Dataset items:
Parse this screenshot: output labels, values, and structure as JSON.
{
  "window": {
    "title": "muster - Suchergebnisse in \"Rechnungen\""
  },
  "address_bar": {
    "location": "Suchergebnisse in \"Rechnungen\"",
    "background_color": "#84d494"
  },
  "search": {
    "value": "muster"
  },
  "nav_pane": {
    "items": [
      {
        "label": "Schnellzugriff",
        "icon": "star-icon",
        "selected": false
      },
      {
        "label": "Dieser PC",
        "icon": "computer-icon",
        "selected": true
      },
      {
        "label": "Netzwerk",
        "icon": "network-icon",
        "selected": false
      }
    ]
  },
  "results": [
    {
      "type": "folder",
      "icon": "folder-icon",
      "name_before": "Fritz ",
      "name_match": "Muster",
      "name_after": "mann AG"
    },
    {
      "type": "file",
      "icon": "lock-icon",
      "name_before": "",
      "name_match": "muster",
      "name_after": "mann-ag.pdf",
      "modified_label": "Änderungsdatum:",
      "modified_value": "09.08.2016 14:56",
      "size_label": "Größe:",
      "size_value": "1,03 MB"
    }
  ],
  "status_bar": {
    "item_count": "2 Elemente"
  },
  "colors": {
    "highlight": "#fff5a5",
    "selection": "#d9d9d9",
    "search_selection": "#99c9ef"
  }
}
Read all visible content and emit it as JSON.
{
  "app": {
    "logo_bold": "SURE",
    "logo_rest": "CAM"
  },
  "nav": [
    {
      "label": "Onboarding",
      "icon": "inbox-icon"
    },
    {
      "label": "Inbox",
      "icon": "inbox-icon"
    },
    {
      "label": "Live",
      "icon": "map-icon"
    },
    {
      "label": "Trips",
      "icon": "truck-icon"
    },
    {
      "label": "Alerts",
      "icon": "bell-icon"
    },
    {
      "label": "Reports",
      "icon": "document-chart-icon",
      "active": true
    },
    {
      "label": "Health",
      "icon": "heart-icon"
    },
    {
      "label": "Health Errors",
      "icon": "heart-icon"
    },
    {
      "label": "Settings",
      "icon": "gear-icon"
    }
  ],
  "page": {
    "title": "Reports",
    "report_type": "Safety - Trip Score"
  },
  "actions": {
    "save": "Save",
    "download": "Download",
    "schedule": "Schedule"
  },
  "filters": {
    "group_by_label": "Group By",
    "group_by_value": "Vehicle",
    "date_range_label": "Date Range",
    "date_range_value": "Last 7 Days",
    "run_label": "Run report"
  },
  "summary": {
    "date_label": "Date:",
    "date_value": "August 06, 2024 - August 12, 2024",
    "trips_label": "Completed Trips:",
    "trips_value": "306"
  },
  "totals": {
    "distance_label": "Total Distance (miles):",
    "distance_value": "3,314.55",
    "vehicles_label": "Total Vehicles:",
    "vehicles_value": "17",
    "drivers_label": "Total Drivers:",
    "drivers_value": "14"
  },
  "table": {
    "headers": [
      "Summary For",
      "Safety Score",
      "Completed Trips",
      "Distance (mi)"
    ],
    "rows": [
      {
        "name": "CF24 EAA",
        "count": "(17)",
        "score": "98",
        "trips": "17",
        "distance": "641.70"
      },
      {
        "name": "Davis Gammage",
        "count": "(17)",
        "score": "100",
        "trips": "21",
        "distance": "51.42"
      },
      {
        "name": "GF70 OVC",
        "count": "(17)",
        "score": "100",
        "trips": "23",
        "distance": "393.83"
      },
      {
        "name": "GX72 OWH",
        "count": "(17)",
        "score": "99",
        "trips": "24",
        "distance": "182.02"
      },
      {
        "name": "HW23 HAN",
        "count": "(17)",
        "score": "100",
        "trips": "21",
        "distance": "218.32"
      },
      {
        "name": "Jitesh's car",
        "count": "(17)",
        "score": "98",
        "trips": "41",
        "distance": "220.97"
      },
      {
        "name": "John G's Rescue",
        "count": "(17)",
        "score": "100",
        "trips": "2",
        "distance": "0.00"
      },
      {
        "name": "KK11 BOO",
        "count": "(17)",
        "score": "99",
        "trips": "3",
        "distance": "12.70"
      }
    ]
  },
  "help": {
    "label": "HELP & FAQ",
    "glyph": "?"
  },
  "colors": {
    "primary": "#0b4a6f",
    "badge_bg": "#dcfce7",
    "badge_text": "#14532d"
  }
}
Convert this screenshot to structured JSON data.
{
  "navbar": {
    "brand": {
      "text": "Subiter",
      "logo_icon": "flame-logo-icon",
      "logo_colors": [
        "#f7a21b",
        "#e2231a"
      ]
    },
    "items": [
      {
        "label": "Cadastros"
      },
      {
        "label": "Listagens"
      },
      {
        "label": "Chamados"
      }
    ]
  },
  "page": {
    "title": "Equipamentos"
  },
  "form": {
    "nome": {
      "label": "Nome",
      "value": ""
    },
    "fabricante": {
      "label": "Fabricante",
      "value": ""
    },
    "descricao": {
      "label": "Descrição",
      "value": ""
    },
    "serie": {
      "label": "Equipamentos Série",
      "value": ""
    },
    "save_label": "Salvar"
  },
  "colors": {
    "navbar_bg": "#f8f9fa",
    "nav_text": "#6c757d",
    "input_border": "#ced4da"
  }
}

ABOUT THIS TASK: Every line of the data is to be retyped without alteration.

ANSWER BELOW:
Parse this screenshot: output labels, values, and structure as JSON.
{
  "window": {
    "title": "muster - Suchergebnisse in \"Rechnungen\""
  },
  "address_bar": {
    "location": "Suchergebnisse in \"Rechnungen\"",
    "background_color": "#84d494"
  },
  "search": {
    "value": "muster"
  },
  "nav_pane": {
    "items": [
      {
        "label": "Schnellzugriff",
        "icon": "star-icon",
        "selected": false
      },
      {
        "label": "Dieser PC",
        "icon": "computer-icon",
        "selected": true
      },
      {
        "label": "Netzwerk",
        "icon": "network-icon",
        "selected": false
      }
    ]
  },
  "results": [
    {
      "type": "folder",
      "icon": "folder-icon",
      "name_before": "Fritz ",
      "name_match": "Muster",
      "name_after": "mann AG"
    },
    {
      "type": "file",
      "icon": "lock-icon",
      "name_before": "",
      "name_match": "muster",
      "name_after": "mann-ag.pdf",
      "modified_label": "Änderungsdatum:",
      "modified_value": "09.08.2016 14:56",
      "size_label": "Größe:",
      "size_value": "1,03 MB"
    }
  ],
  "status_bar": {
    "item_count": "2 Elemente"
  },
  "colors": {
    "highlight": "#fff5a5",
    "selection": "#d9d9d9",
    "search_selection": "#99c9ef"
  }
}
Read all visible content and emit it as JSON.
{
  "app": {
    "logo_bold": "SURE",
    "logo_rest": "CAM"
  },
  "nav": [
    {
      "label": "Onboarding",
      "icon": "inbox-icon"
    },
    {
      "label": "Inbox",
      "icon": "inbox-icon"
    },
    {
      "label": "Live",
      "icon": "map-icon"
    },
    {
      "label": "Trips",
      "icon": "truck-icon"
    },
    {
      "label": "Alerts",
      "icon": "bell-icon"
    },
    {
      "label": "Reports",
      "icon": "document-chart-icon",
      "active": true
    },
    {
      "label": "Health",
      "icon": "heart-icon"
    },
    {
      "label": "Health Errors",
      "icon": "heart-icon"
    },
    {
      "label": "Settings",
      "icon": "gear-icon"
    }
  ],
  "page": {
    "title": "Reports",
    "report_type": "Safety - Trip Score"
  },
  "actions": {
    "save": "Save",
    "download": "Download",
    "schedule": "Schedule"
  },
  "filters": {
    "group_by_label": "Group By",
    "group_by_value": "Vehicle",
    "date_range_label": "Date Range",
    "date_range_value": "Last 7 Days",
    "run_label": "Run report"
  },
  "summary": {
    "date_label": "Date:",
    "date_value": "August 06, 2024 - August 12, 2024",
    "trips_label": "Completed Trips:",
    "trips_value": "306"
  },
  "totals": {
    "distance_label": "Total Distance (miles):",
    "distance_value": "3,314.55",
    "vehicles_label": "Total Vehicles:",
    "vehicles_value": "17",
    "drivers_label": "Total Drivers:",
    "drivers_value": "14"
  },
  "table": {
    "headers": [
      "Summary For",
      "Safety Score",
      "Completed Trips",
      "Distance (mi)"
    ],
    "rows": [
      {
        "name": "CF24 EAA",
        "count": "(17)",
        "score": "98",
        "trips": "17",
        "distance": "641.70"
      },
      {
        "name": "Davis Gammage",
        "count": "(17)",
        "score": "100",
        "trips": "21",
        "distance": "51.42"
      },
      {
        "name": "GF70 OVC",
        "count": "(17)",
        "score": "100",
        "trips": "23",
        "distance": "393.83"
      },
      {
        "name": "GX72 OWH",
        "count": "(17)",
        "score": "99",
        "trips": "24",
        "distance": "182.02"
      },
      {
        "name": "HW23 HAN",
        "count": "(17)",
        "score": "100",
        "trips": "21",
        "distance": "218.32"
      },
      {
        "name": "Jitesh's car",
        "count": "(17)",
        "score": "98",
        "trips": "41",
        "distance": "220.97"
      },
      {
        "name": "John G's Rescue",
        "count": "(17)",
        "score": "100",
        "trips": "2",
        "distance": "0.00"
      },
      {
        "name": "KK11 BOO",
        "count": "(17)",
        "score": "99",
        "trips": "3",
        "distance": "12.70"
      }
    ]
  },
  "help": {
    "label": "HELP & FAQ",
    "glyph": "?"
  },
  "colors": {
    "primary": "#0b4a6f",
    "badge_bg": "#dcfce7",
    "badge_text": "#14532d"
  }
}
Convert this screenshot to structured JSON data.
{
  "navbar": {
    "brand": {
      "text": "Subiter",
      "logo_icon": "flame-logo-icon",
      "logo_colors": [
        "#f7a21b",
        "#e2231a"
      ]
    },
    "items": [
      {
        "label": "Cadastros"
      },
      {
        "label": "Listagens"
      },
      {
        "label": "Chamados"
      }
    ]
  },
  "page": {
    "title": "Equipamentos"
  },
  "form": {
    "nome": {
      "label": "Nome",
      "value": ""
    },
    "fabricante": {
      "label": "Fabricante",
      "value": ""
    },
    "descricao": {
      "label": "Descrição",
      "value": ""
    },
    "serie": {
      "label": "Equipamentos Série",
      "value": ""
    },
    "save_label": "Salvar"
  },
  "colors": {
    "navbar_bg": "#f8f9fa",
    "nav_text": "#6c757d",
    "input_border": "#ced4da"
  }
}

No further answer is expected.